Intersimple sequence repeat (ISSR) markers were used to evaluate the effects of in vitro culture on genetic variation in Habanero pepper (Capsicum chinense Jacq.) regeneration protocols. A total of 219 ISSR clear and reproducible fragments were generated with 13 ISSR primers in direct organogenesis, direct and indirect somatic embryos, and the embryogenic callus system. A cluster analysis was performed to express in the form of dendrogram the relationships among different regeneration systems and the genetic variability detected. Genetic distance analysis indicated that our regeneration protocols are inappropriate for micropropagation, conservation, or genetic transformation; however, they may be applicable to breeding. This is the first report on the use of molecular analysis to evaluate genetic variation of in vitro-regenerated plants of Habanero pepper using ISSR markers.

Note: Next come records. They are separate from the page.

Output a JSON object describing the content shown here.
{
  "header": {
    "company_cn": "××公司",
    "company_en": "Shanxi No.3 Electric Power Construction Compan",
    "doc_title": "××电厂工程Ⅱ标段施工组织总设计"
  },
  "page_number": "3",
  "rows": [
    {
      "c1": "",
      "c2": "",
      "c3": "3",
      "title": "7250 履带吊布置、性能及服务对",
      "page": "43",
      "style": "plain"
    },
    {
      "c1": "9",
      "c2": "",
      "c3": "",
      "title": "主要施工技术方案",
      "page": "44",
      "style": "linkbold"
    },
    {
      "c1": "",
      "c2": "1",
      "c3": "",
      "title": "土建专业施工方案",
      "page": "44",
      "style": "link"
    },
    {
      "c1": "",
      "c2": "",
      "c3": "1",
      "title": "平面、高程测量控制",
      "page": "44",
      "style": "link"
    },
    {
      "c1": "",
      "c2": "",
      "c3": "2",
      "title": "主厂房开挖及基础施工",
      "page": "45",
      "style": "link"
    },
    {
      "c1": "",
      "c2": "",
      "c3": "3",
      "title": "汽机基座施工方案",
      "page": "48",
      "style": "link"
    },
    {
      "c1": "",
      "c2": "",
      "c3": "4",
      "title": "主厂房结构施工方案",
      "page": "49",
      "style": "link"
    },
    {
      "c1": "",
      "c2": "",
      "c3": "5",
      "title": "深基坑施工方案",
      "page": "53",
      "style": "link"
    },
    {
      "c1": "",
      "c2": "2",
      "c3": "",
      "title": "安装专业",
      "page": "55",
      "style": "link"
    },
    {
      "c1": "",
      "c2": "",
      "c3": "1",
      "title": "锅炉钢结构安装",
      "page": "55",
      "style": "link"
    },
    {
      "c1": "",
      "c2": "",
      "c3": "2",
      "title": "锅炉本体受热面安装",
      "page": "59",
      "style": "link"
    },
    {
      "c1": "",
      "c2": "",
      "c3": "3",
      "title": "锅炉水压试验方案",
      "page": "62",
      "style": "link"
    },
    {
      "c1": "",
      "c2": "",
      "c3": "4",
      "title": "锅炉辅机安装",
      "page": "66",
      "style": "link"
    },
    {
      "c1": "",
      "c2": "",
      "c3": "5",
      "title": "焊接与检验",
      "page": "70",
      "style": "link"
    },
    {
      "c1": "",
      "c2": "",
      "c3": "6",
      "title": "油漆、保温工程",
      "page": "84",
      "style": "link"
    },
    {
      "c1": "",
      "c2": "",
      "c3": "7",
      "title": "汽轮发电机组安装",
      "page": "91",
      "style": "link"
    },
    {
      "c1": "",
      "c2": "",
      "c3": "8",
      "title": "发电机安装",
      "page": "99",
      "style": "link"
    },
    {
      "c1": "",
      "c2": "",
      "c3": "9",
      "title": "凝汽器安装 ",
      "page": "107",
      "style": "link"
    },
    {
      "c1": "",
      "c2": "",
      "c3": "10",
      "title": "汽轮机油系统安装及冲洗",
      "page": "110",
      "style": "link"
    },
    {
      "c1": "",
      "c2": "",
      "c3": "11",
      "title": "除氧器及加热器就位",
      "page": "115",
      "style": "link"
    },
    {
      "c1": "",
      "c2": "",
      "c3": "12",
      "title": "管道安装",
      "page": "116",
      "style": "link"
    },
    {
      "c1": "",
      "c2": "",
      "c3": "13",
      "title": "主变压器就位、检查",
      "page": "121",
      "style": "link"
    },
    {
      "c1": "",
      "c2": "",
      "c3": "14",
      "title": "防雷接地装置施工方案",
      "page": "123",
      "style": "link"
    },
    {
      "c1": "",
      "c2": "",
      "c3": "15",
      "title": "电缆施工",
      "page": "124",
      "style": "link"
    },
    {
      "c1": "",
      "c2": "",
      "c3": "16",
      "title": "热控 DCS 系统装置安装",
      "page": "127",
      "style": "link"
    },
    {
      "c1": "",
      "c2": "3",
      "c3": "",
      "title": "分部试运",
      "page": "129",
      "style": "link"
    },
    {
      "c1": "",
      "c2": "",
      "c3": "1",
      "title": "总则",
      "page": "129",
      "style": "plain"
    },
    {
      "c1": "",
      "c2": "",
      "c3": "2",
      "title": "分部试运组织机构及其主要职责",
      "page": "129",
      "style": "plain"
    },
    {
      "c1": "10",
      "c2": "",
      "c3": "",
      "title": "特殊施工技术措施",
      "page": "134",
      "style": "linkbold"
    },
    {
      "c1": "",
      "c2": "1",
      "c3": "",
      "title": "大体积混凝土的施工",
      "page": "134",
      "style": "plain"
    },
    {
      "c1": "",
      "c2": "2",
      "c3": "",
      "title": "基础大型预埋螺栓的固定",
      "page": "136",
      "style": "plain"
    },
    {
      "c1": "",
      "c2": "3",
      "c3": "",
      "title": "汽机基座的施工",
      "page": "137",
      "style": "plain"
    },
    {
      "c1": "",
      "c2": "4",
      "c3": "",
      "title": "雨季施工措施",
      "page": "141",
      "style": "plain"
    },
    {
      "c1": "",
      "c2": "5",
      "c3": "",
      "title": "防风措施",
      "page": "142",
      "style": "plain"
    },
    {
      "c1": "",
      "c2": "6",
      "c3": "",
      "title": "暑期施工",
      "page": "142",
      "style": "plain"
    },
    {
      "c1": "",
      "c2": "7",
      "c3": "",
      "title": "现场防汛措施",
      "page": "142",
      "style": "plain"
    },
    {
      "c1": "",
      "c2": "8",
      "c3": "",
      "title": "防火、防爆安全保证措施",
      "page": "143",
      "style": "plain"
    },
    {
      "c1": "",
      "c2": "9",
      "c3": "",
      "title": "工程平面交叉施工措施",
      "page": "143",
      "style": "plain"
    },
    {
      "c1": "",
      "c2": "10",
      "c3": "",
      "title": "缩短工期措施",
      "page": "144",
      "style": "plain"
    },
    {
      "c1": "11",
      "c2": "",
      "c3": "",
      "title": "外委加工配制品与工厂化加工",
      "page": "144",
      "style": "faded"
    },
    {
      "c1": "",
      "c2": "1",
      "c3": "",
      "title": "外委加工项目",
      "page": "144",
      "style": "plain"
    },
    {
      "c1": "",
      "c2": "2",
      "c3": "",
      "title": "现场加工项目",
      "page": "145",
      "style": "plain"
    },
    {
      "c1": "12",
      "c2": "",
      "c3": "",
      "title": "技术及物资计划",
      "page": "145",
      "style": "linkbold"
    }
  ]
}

The variability and genetic parameters of seven agronomic characteristics were estimated for 11 genotypes, and high values of the phenotypic coefficient of variation (PCV) of capsaicin content (CC) were obtained. Heritability (h2) was high for yield per plant (YP; 0.98) and CC (0.93). The principal components analysis (PCA) revealed that the first three components explained 94.02% of the total variation; therefore, genotypes with higher YP values and fruit weight (FW) (AKN-08, ASBC-09) were placed in quadrant I. Those with greater CC and lowest YP and FW (MBI-11, RES-05) were placed in quadrant II. The greatest fruit length (RNJ-04) was placed in quadrant III. Those with the greatest number of fruits per plant (NBA-06, RKI-01, RHC-02, RHN-03, NKA-07, and MSB-12) were placed in quadrant IV. The results showed that the genotypes studied comprise an excellent source of genetic material for Habanero pepper improvement programs.